1 edition published in 2014 in English and held by 47 WorldCat member libraries worldwide

Since their development in the 1990s, gridded reanalysis data sets have proven quite useful for a broad range of synoptic climatological analyses, especially those utilizing a map pattern classification approach. However, their use in broad-scale, surface weather typing classifications and applications have not yet been explored. This research details the development of such a gridded weather typing classification (GWTC) scheme using North American Regional Reanalysis data for 1979-2010 for the continental United States.
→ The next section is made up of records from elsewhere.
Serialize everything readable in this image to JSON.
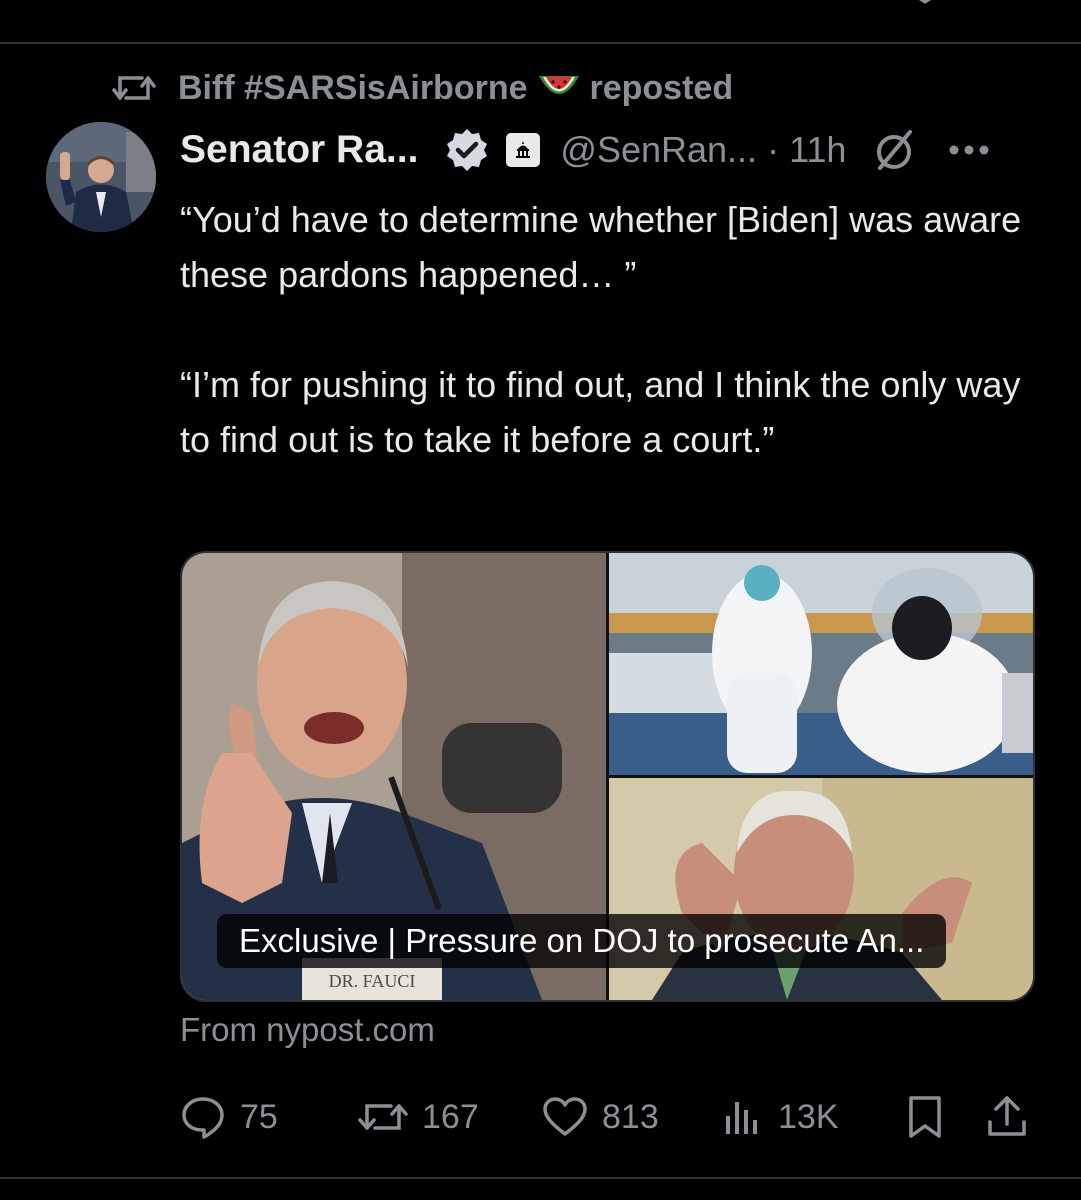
{
  "repost": {
    "user": "Biff #SARSisAirborne",
    "emoji": "watermelon",
    "label": "reposted"
  },
  "tweet": {
    "display_name": "Senator Ra...",
    "handle": "@SenRan...",
    "separator": "·",
    "time": "11h",
    "paragraph1": "“You’d have to determine whether [Biden] was aware these pardons happened… ”",
    "paragraph2": "“I’m for pushing it to find out, and I think the only way to find out is to take it before a court.”"
  },
  "card": {
    "caption": "Exclusive | Pressure on DOJ to prosecute An...",
    "nameplate": "DR. FAUCI",
    "source": "From nypost.com"
  },
  "actions": {
    "replies": "75",
    "reposts": "167",
    "likes": "813",
    "views": "13K"
  },
  "colors": {
    "background": "#000000",
    "text": "#e7e9ea",
    "muted": "#8b9096",
    "verified": "#1d9bf0",
    "divider": "#2f3336"
  },
  "icons": [
    "repost-icon",
    "watermelon-icon",
    "verified-icon",
    "government-badge-icon",
    "grok-icon",
    "more-icon",
    "reply-icon",
    "retweet-icon",
    "like-icon",
    "views-icon",
    "bookmark-icon",
    "share-icon"
  ]
}
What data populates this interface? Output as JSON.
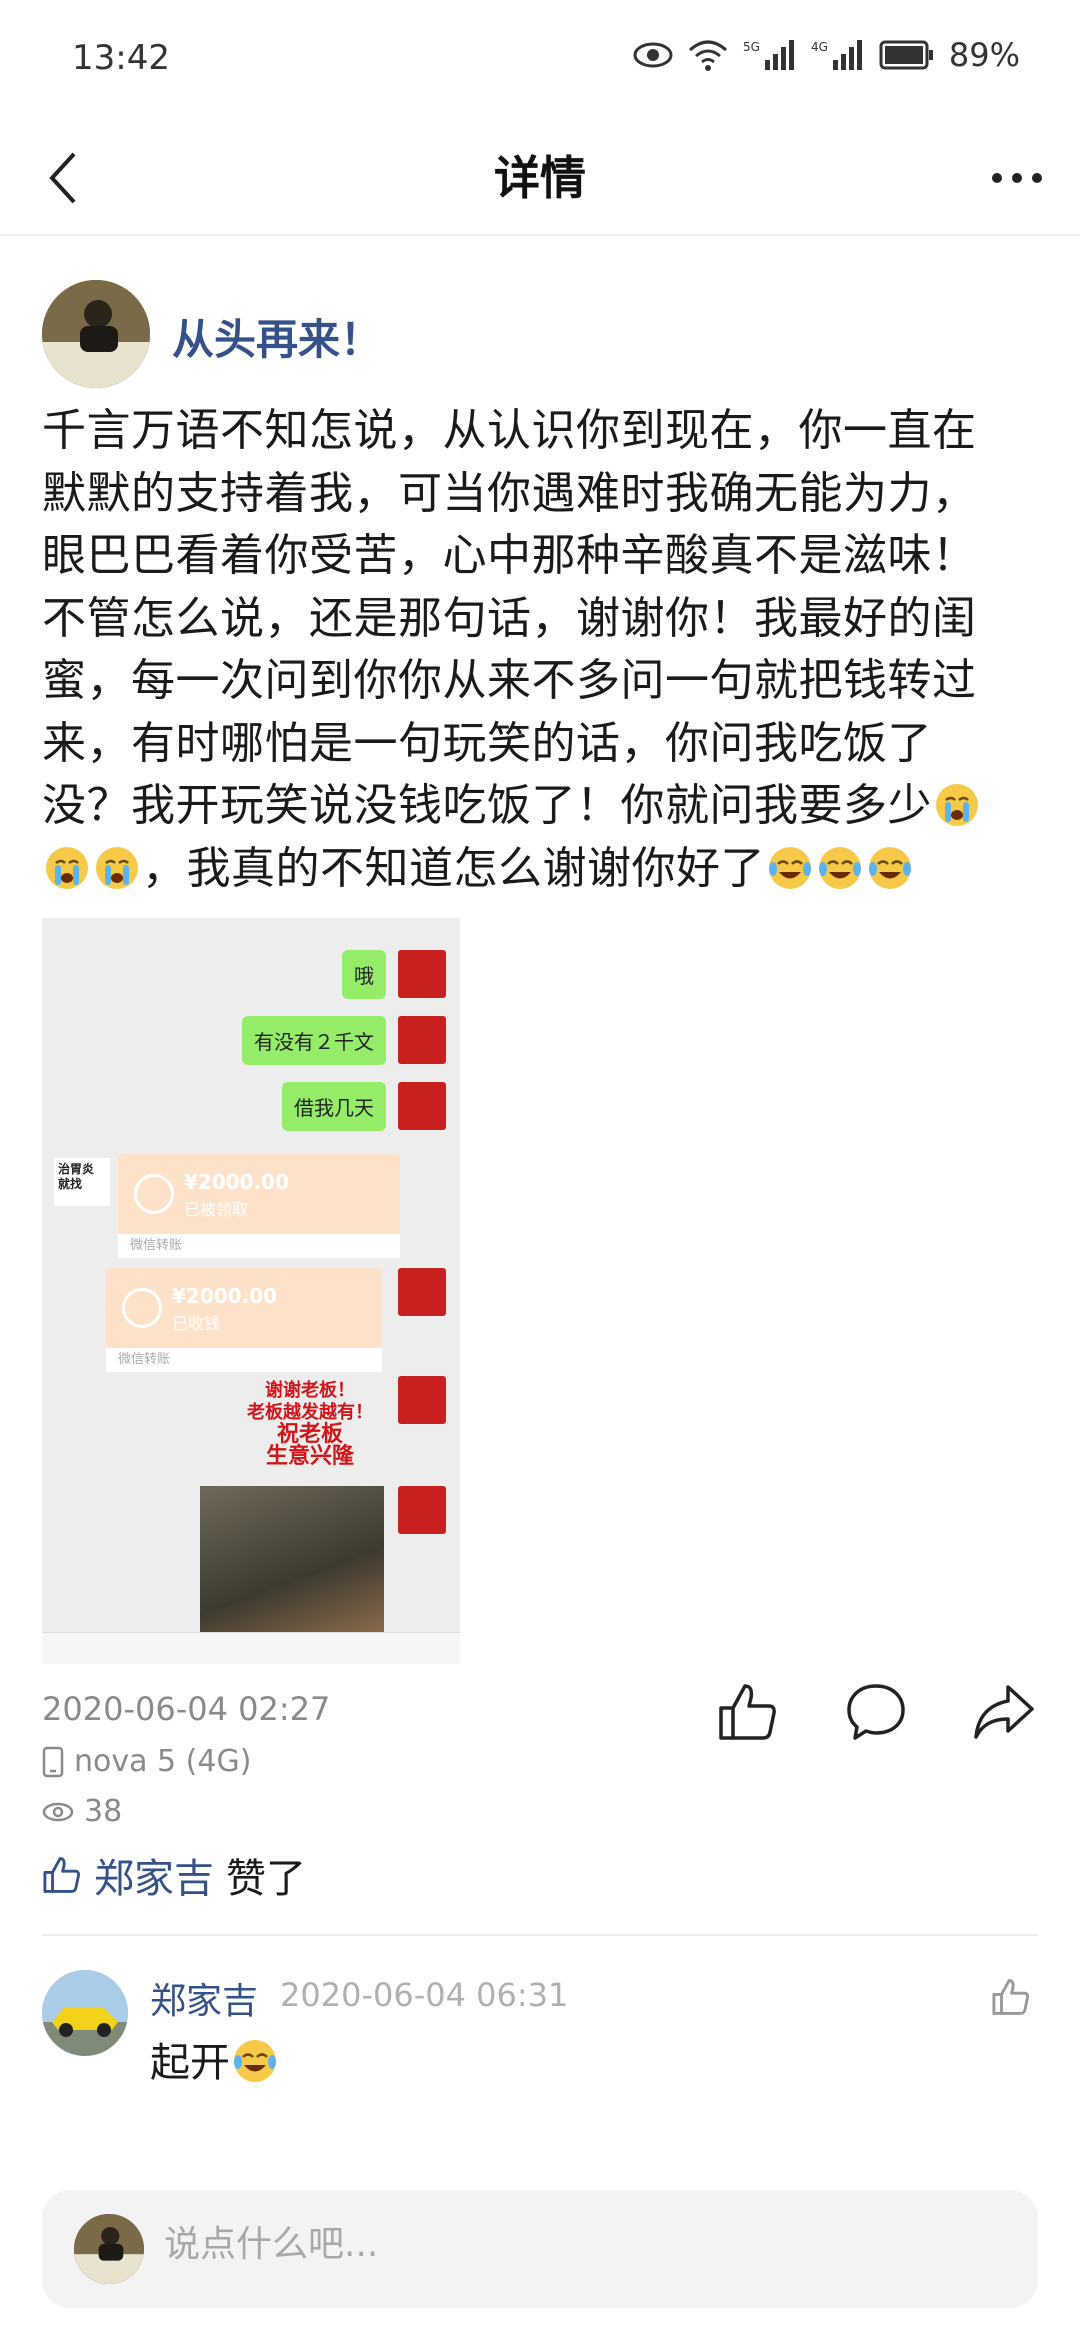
{
  "status_bar": {
    "time": "13:42",
    "battery": "89%"
  },
  "nav": {
    "title": "详情"
  },
  "author": {
    "name": "从头再来！"
  },
  "post": {
    "lines": [
      "千言万语不知怎说，从认识你到现在，你一直在",
      "默默的支持着我，可当你遇难时我确无能为力，",
      "眼巴巴看着你受苦，心中那种辛酸真不是滋味！",
      "不管怎么说，还是那句话，谢谢你！我最好的闺",
      "蜜，每一次问到你你从来不多问一句就把钱转过",
      "来，有时哪怕是一句玩笑的话，你问我吃饭了",
      "没？我开玩笑说没钱吃饭了！你就问我要多少",
      "，我真的不知道怎么谢谢你好了"
    ],
    "image": {
      "messages": [
        "哦",
        "有没有２千文",
        "借我几天"
      ],
      "transfers": [
        {
          "amount": "¥2000.00",
          "status": "已被领取",
          "footer": "微信转账"
        },
        {
          "amount": "¥2000.00",
          "status": "已收钱",
          "footer": "微信转账"
        }
      ],
      "sticker": [
        "谢谢老板！",
        "老板越发越有！",
        "祝老板",
        "生意兴隆"
      ],
      "side_sticker": "治胃炎 就找"
    }
  },
  "meta": {
    "time": "2020-06-04 02:27",
    "device": "nova 5 (4G)",
    "views": "38"
  },
  "likes": {
    "user": "郑家吉",
    "suffix": "赞了"
  },
  "comment": {
    "user": "郑家吉",
    "time": "2020-06-04 06:31",
    "text": "起开"
  },
  "input": {
    "placeholder": "说点什么吧..."
  },
  "colors": {
    "link_blue": "#34518a",
    "meta_gray": "#8a8a8a"
  },
  "icons": [
    "back-icon",
    "more-icon",
    "like-icon",
    "comment-icon",
    "share-icon",
    "phone-icon",
    "eye-icon"
  ]
}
Utilizing eight-times daily observations of temperature, dew point, pressure, cloud cover, u-wind and v-wind components, the GWTC categorizes the daily surface weather of 2,070 locations into one of 11 discrete weather types, nine core types and two transitional types, that remain consistent throughout the domain. Due to the use of an automated deseasonalized z-score initial typing procedure, the character of each type is both geographically and seasonally relative, allowing each core weather type to occur at every location, at any time of the year. Diagnostic statistics reveal a high degree of spatial cohesion among the weather types classified at neighboring locations, along with an effective partitioning of the climate variability of individual locations (via a Variability Skill Score metric) into these 11 weather types. Daily maps of the spatial distribution of GWTC weather types across the United States correspond well to traditional surface weather maps, and comparisons of the GWTC with the Spatial Synoptic Classification are also favorable. While the potential future utility of the classification is expected to be primarily for the resultant calendars of daily weather types at specific locations, the automation of the methodology allows the classification to be easily repeatable, and therefore, easily transportable to other locations, atmospheric levels, and data sets (including output from gridded general circulation models). Further, the enhanced spatial resolution of the GWTC may also allow for new applications of surface weather typing classifications in mountainous and rural areas not well represented by airport weather stations
 
moreShow More Titles
fewerShow Fewer Titles
Audience Level
0
Audience Level
1
  Kids General Special  
Audience level: 0.37 (from 0.35 for The nature ... to 0.40 for Electromag ...)

Alternative Names
Ohio Library and Information Network. Electronic Theses and Dissertations Center

OhioLINK ETD Center

Languages
English (20)